Exercise description
Whichever lines include the word "image", copy them as they appear in the data.

-- The data follows --

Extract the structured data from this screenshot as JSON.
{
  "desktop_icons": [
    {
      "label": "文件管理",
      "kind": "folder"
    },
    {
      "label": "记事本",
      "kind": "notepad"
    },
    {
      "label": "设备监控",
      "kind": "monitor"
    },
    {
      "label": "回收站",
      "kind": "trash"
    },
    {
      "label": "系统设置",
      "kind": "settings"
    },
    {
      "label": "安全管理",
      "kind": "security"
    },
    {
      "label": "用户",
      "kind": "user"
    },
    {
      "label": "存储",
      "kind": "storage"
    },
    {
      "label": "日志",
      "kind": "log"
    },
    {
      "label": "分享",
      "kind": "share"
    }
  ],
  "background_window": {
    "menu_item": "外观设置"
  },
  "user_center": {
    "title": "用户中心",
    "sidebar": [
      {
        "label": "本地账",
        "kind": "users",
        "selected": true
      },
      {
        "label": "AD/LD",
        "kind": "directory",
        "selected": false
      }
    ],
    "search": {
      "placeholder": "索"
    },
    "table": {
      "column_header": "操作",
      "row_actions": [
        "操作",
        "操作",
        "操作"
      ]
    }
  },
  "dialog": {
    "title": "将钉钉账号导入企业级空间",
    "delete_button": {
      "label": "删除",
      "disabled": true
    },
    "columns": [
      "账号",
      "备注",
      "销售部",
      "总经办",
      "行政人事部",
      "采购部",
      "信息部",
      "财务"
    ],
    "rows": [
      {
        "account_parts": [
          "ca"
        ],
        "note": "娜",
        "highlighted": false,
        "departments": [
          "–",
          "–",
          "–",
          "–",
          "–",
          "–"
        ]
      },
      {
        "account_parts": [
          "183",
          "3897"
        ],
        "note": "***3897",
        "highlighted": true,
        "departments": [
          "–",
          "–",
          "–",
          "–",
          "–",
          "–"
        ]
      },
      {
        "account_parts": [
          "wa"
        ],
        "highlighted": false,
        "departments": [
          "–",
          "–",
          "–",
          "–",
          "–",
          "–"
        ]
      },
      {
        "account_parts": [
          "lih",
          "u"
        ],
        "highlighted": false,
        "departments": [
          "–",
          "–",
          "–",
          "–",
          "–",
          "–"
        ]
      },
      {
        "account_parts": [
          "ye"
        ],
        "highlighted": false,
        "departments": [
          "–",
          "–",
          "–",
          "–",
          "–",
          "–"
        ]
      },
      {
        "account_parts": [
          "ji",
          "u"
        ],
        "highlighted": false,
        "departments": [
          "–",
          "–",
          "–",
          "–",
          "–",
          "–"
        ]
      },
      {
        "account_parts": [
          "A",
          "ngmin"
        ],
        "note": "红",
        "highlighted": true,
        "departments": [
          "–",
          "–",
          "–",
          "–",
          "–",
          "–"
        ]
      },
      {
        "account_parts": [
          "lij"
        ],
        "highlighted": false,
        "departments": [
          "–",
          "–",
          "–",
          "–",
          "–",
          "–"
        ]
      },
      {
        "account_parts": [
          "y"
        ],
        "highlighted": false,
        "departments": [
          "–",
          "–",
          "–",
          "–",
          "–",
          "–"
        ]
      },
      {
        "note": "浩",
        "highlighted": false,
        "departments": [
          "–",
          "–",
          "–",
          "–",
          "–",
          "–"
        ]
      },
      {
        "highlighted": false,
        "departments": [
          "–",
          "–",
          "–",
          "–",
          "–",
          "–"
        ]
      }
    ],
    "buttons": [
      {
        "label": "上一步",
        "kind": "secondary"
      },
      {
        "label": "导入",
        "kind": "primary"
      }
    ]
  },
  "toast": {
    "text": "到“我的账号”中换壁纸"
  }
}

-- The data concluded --
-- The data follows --

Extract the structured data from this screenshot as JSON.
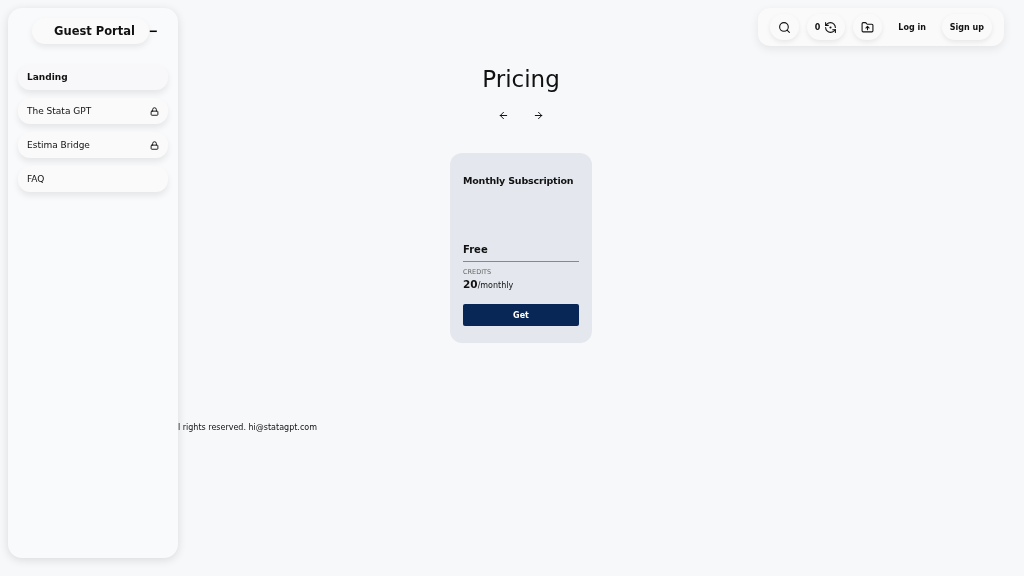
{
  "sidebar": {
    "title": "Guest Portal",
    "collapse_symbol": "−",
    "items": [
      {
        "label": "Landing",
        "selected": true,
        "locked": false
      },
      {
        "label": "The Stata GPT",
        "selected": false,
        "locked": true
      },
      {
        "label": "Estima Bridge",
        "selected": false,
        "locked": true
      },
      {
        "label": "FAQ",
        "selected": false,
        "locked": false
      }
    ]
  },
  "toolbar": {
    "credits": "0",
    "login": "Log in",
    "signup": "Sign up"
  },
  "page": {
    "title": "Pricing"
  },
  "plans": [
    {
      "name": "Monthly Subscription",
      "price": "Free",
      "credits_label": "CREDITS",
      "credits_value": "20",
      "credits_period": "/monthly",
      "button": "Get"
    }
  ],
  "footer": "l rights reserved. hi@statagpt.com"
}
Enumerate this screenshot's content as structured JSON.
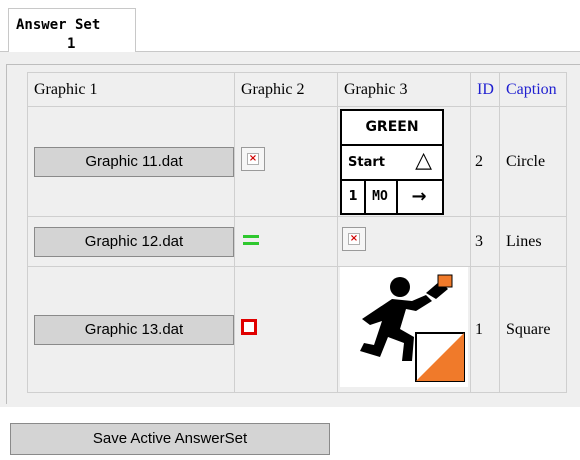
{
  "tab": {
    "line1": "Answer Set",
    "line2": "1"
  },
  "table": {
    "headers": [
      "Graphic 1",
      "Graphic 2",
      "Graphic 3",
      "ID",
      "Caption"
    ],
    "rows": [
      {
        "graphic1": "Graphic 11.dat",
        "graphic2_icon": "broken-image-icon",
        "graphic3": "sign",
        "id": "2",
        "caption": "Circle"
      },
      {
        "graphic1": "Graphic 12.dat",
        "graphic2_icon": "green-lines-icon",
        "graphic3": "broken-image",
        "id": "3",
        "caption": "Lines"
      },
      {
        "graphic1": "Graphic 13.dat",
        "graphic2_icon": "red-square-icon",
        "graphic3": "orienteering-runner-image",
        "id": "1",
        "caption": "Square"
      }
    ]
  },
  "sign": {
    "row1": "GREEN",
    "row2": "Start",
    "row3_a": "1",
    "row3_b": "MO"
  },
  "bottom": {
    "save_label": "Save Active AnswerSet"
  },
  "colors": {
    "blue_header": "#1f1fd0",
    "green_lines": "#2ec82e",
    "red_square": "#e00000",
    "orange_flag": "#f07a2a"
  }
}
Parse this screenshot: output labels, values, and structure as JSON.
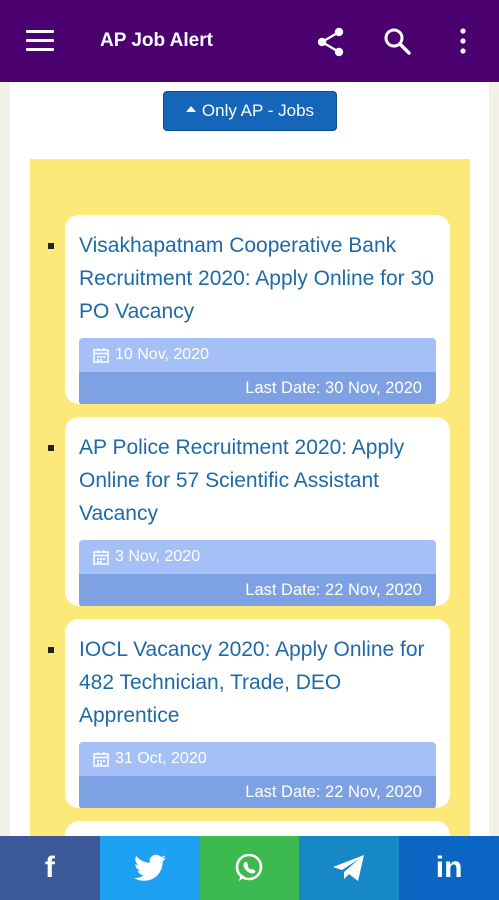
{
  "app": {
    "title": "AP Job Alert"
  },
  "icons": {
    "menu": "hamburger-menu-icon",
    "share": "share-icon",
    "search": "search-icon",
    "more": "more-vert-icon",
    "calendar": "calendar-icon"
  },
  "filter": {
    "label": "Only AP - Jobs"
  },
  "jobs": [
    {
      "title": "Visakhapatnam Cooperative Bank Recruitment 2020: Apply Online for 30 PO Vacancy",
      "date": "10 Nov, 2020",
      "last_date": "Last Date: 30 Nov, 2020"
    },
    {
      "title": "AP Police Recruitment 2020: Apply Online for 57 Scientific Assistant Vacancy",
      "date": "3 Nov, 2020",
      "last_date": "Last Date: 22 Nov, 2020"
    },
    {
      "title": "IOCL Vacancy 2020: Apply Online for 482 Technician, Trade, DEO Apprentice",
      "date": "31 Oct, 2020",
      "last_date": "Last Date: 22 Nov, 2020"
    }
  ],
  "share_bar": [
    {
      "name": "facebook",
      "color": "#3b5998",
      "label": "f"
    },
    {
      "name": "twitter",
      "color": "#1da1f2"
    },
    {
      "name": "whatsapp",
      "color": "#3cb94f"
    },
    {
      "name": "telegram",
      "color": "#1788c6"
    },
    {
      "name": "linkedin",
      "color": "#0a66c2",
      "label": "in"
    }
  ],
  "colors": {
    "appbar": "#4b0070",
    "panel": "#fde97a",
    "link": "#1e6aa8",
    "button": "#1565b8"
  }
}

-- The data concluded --

Answer space
        "graphic2_icon": "broken-image-icon",
        "graphic3": "broken-image",
        "graphic3": "orienteering-runner-image",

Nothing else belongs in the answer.